In our blog back in October, we noted the European Commission’s decision to let the Consortia Block Exemption Regulation (CBER) as to liner shipping expire on 25 April 2024. In a subsequent client alert, we noted that we were also waiting to see what the US Congress and the Federal Maritime Commission (FMC) would do on the same issue.

Well, another domino has fallen – the UK’s Competition and Markets Authority (CMA) may now be following in the European Commission’s footsteps, as it (provisionally) proposed allowing the exemption to lapse in the UK on the same date, without replacement.

In the UK, the CBER was inherited from the UK’s time as a member of the EU and was retained in national law post-Brexit. The CBER offers a “safe harbor” from UK antitrust rules to shipping companies (carriers) operating to or from ports in the UK. It exempts minor consortia (with market shares less than 30% combined) from undergoing a specific assessment under antitrust law on the condition that they do not engage in hardcore restrictions such as fixing prices or sharing markets. With CBER set to expire in April 2024, it is now up to the CMA to recommend to the government whether to extend the regime.

In January 2023, the CMA issued a provisional position suggesting the extension of the CBER regime, which would formally be replaced by the Liner Shipping Consortia Block Exemption Order (CBEO). When invited to provide their views, several stakeholders have expressed disagreement with the CBER extension (including British freight forwarders and logistics companies). For example, the British International Freight Association noted that “by being able to enter into consortia agreements, shipping liners are effectively able to protect their core business and then use this to their advantage in other parts of their business, which freight forwarders simply cannot compete with”, and concluded that there is no level playing field because of CBER.

Following feedback, the CMA now seems to have changed course. On 17 November 2023, it has provisionally decided not to recommend a new CBER. It stated that “following [the] consultation, and in light of further assessment conducted by the CMA, the CMA no longer proposes to recommend replacement of the retained CBER”. The evaluation process is still ongoing with the public consultation due to close on 15 December 2023.

If the CBER lapses in the UK, which now seems likely, minor consortia will lose the specific legal framework under which they have been operating and will now have to assess the compatibility of their agreements with the UK antitrust law. As for consortia above the market share thresholds, there will be no formal change, as they have always had to self-assess. However, the absence of sector-specific guidance is likely to complicate the assessment for all carriers, in the UK as much as in the EU, as explained further on our blog.

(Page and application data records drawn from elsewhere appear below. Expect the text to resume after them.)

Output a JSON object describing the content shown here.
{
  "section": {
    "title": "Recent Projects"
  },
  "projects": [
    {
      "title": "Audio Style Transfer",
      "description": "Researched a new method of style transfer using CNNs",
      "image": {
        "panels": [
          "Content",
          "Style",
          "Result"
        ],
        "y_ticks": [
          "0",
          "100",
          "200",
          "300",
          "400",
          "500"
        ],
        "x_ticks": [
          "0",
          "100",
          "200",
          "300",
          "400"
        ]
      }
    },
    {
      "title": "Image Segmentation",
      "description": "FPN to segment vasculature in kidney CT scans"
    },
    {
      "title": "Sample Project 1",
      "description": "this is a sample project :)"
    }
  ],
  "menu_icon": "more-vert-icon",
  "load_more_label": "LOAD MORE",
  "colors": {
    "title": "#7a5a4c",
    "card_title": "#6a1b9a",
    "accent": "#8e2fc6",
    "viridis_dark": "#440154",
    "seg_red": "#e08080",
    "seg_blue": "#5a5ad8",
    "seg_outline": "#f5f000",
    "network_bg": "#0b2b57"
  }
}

Carriers may, therefore, wish to obtain legal advice to assess the legality of any pre-existing vessel sharing agreements (VSA) under English law. If they do not have the option to renegotiate the VSA terms into a form that is compliant with UK antitrust law, it may be necessary to terminate the VSA, for example, by reference to the contractual termination provisions or, in specific circumstances, the common law doctrine of frustration. In either case, the lapsing of the CBER will mark an important shift for carriers that have become reliant on pooling capacity and vessel sharing to perform their role within the supply chain. Such carriers should assess the impact this may have on their contractual obligations to clients and, where necessary, seek to mitigate these.